Instructions to follow: Each line of the material should be retyped without alteration.
--------------------------------------------------
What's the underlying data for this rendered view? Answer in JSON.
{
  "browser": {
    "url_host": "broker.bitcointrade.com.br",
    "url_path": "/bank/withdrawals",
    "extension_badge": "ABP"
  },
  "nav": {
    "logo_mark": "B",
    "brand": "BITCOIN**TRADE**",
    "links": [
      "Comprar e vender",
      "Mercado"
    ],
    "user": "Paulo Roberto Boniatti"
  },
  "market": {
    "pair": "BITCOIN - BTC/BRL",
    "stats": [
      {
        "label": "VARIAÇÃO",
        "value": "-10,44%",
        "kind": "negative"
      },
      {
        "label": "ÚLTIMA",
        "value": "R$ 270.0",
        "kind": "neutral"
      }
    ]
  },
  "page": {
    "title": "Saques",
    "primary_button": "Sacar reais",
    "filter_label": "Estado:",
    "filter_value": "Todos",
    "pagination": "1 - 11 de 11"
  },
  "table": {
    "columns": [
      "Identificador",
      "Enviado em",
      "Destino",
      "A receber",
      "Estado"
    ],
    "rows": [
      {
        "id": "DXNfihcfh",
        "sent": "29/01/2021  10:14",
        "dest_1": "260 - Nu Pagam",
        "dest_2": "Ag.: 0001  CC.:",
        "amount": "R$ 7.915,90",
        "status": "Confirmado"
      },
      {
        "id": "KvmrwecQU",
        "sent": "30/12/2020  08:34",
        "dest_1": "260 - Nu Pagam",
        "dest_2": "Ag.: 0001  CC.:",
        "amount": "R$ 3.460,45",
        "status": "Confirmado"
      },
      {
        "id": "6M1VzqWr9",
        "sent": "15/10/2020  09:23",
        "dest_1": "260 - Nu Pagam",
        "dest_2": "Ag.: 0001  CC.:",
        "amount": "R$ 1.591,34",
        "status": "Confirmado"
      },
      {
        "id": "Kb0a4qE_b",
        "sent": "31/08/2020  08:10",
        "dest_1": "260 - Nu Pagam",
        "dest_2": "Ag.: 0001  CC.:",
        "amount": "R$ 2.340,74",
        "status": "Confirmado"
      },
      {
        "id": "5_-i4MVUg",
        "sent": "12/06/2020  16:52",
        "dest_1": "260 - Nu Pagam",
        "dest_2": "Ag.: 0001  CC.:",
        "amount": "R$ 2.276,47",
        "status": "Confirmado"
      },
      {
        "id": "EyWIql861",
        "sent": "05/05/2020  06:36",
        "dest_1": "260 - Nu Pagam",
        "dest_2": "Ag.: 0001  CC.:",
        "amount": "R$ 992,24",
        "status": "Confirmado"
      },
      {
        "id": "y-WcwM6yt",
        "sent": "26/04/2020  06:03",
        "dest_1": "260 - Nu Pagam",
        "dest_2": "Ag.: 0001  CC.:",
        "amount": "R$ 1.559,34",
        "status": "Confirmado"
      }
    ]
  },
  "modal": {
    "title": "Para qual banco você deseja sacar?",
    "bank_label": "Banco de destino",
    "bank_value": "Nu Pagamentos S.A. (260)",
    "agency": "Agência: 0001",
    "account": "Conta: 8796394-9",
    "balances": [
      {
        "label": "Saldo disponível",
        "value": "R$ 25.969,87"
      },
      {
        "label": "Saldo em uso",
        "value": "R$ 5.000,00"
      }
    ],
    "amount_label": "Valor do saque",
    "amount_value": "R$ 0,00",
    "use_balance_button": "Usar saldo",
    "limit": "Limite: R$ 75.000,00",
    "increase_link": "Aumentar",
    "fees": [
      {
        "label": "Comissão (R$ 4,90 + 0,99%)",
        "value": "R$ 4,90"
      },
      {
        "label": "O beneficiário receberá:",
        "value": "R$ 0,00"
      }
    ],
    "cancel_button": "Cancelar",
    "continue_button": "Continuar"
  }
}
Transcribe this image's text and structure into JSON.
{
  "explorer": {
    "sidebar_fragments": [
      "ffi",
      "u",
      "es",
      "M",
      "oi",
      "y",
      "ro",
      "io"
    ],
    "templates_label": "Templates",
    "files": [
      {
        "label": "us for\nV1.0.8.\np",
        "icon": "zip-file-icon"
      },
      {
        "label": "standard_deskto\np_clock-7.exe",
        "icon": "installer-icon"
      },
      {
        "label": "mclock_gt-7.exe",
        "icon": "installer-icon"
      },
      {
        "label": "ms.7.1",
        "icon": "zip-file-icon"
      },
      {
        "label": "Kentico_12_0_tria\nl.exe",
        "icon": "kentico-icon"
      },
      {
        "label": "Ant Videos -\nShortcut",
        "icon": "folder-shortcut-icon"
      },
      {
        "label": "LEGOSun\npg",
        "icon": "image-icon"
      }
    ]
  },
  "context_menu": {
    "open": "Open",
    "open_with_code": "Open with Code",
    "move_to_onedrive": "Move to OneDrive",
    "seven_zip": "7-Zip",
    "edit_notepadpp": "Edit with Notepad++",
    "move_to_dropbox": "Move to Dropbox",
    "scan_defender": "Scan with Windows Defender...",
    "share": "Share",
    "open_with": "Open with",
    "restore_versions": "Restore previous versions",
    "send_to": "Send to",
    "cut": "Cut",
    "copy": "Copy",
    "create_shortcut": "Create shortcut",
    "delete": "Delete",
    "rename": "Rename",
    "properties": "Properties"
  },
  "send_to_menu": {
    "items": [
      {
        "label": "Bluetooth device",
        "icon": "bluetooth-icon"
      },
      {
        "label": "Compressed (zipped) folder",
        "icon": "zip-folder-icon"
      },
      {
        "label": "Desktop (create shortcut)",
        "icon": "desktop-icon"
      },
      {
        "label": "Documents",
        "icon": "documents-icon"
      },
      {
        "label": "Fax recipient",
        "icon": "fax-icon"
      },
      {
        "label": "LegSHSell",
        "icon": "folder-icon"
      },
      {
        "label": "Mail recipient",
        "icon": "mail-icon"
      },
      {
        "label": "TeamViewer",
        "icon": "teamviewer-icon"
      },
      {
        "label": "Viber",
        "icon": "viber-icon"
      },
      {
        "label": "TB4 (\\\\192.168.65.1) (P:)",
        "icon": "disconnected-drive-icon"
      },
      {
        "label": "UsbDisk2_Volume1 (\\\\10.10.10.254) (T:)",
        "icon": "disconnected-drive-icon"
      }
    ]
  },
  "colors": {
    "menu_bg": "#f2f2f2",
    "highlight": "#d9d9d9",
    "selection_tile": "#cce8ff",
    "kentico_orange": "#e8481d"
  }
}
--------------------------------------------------
Exercise response:
What's the underlying data for this rendered view? Answer in JSON.
{
  "browser": {
    "url_host": "broker.bitcointrade.com.br",
    "url_path": "/bank/withdrawals",
    "extension_badge": "ABP"
  },
  "nav": {
    "logo_mark": "B",
    "brand": "BITCOIN**TRADE**",
    "links": [
      "Comprar e vender",
      "Mercado"
    ],
    "user": "Paulo Roberto Boniatti"
  },
  "market": {
    "pair": "BITCOIN - BTC/BRL",
    "stats": [
      {
        "label": "VARIAÇÃO",
        "value": "-10,44%",
        "kind": "negative"
      },
      {
        "label": "ÚLTIMA",
        "value": "R$ 270.0",
        "kind": "neutral"
      }
    ]
  },
  "page": {
    "title": "Saques",
    "primary_button": "Sacar reais",
    "filter_label": "Estado:",
    "filter_value": "Todos",
    "pagination": "1 - 11 de 11"
  },
  "table": {
    "columns": [
      "Identificador",
      "Enviado em",
      "Destino",
      "A receber",
      "Estado"
    ],
    "rows": [
      {
        "id": "DXNfihcfh",
        "sent": "29/01/2021  10:14",
        "dest_1": "260 - Nu Pagam",
        "dest_2": "Ag.: 0001  CC.:",
        "amount": "R$ 7.915,90",
        "status": "Confirmado"
      },
      {
        "id": "KvmrwecQU",
        "sent": "30/12/2020  08:34",
        "dest_1": "260 - Nu Pagam",
        "dest_2": "Ag.: 0001  CC.:",
        "amount": "R$ 3.460,45",
        "status": "Confirmado"
      },
      {
        "id": "6M1VzqWr9",
        "sent": "15/10/2020  09:23",
        "dest_1": "260 - Nu Pagam",
        "dest_2": "Ag.: 0001  CC.:",
        "amount": "R$ 1.591,34",
        "status": "Confirmado"
      },
      {
        "id": "Kb0a4qE_b",
        "sent": "31/08/2020  08:10",
        "dest_1": "260 - Nu Pagam",
        "dest_2": "Ag.: 0001  CC.:",
        "amount": "R$ 2.340,74",
        "status": "Confirmado"
      },
      {
        "id": "5_-i4MVUg",
        "sent": "12/06/2020  16:52",
        "dest_1": "260 - Nu Pagam",
        "dest_2": "Ag.: 0001  CC.:",
        "amount": "R$ 2.276,47",
        "status": "Confirmado"
      },
      {
        "id": "EyWIql861",
        "sent": "05/05/2020  06:36",
        "dest_1": "260 - Nu Pagam",
        "dest_2": "Ag.: 0001  CC.:",
        "amount": "R$ 992,24",
        "status": "Confirmado"
      },
      {
        "id": "y-WcwM6yt",
        "sent": "26/04/2020  06:03",
        "dest_1": "260 - Nu Pagam",
        "dest_2": "Ag.: 0001  CC.:",
        "amount": "R$ 1.559,34",
        "status": "Confirmado"
      }
    ]
  },
  "modal": {
    "title": "Para qual banco você deseja sacar?",
    "bank_label": "Banco de destino",
    "bank_value": "Nu Pagamentos S.A. (260)",
    "agency": "Agência: 0001",
    "account": "Conta: 8796394-9",
    "balances": [
      {
        "label": "Saldo disponível",
        "value": "R$ 25.969,87"
      },
      {
        "label": "Saldo em uso",
        "value": "R$ 5.000,00"
      }
    ],
    "amount_label": "Valor do saque",
    "amount_value": "R$ 0,00",
    "use_balance_button": "Usar saldo",
    "limit": "Limite: R$ 75.000,00",
    "increase_link": "Aumentar",
    "fees": [
      {
        "label": "Comissão (R$ 4,90 + 0,99%)",
        "value": "R$ 4,90"
      },
      {
        "label": "O beneficiário receberá:",
        "value": "R$ 0,00"
      }
    ],
    "cancel_button": "Cancelar",
    "continue_button": "Continuar"
  }
}
Transcribe this image's text and structure into JSON.
{
  "explorer": {
    "sidebar_fragments": [
      "ffi",
      "u",
      "es",
      "M",
      "oi",
      "y",
      "ro",
      "io"
    ],
    "templates_label": "Templates",
    "files": [
      {
        "label": "us for\nV1.0.8.\np",
        "icon": "zip-file-icon"
      },
      {
        "label": "standard_deskto\np_clock-7.exe",
        "icon": "installer-icon"
      },
      {
        "label": "mclock_gt-7.exe",
        "icon": "installer-icon"
      },
      {
        "label": "ms.7.1",
        "icon": "zip-file-icon"
      },
      {
        "label": "Kentico_12_0_tria\nl.exe",
        "icon": "kentico-icon"
      },
      {
        "label": "Ant Videos -\nShortcut",
        "icon": "folder-shortcut-icon"
      },
      {
        "label": "LEGOSun\npg",
        "icon": "image-icon"
      }
    ]
  },
  "context_menu": {
    "open": "Open",
    "open_with_code": "Open with Code",
    "move_to_onedrive": "Move to OneDrive",
    "seven_zip": "7-Zip",
    "edit_notepadpp": "Edit with Notepad++",
    "move_to_dropbox": "Move to Dropbox",
    "scan_defender": "Scan with Windows Defender...",
    "share": "Share",
    "open_with": "Open with",
    "restore_versions": "Restore previous versions",
    "send_to": "Send to",
    "cut": "Cut",
    "copy": "Copy",
    "create_shortcut": "Create shortcut",
    "delete": "Delete",
    "rename": "Rename",
    "properties": "Properties"
  },
  "send_to_menu": {
    "items": [
      {
        "label": "Bluetooth device",
        "icon": "bluetooth-icon"
      },
      {
        "label": "Compressed (zipped) folder",
        "icon": "zip-folder-icon"
      },
      {
        "label": "Desktop (create shortcut)",
        "icon": "desktop-icon"
      },
      {
        "label": "Documents",
        "icon": "documents-icon"
      },
      {
        "label": "Fax recipient",
        "icon": "fax-icon"
      },
      {
        "label": "LegSHSell",
        "icon": "folder-icon"
      },
      {
        "label": "Mail recipient",
        "icon": "mail-icon"
      },
      {
        "label": "TeamViewer",
        "icon": "teamviewer-icon"
      },
      {
        "label": "Viber",
        "icon": "viber-icon"
      },
      {
        "label": "TB4 (\\\\192.168.65.1) (P:)",
        "icon": "disconnected-drive-icon"
      },
      {
        "label": "UsbDisk2_Volume1 (\\\\10.10.10.254) (T:)",
        "icon": "disconnected-drive-icon"
      }
    ]
  },
  "colors": {
    "menu_bg": "#f2f2f2",
    "highlight": "#d9d9d9",
    "selection_tile": "#cce8ff",
    "kentico_orange": "#e8481d"
  }
}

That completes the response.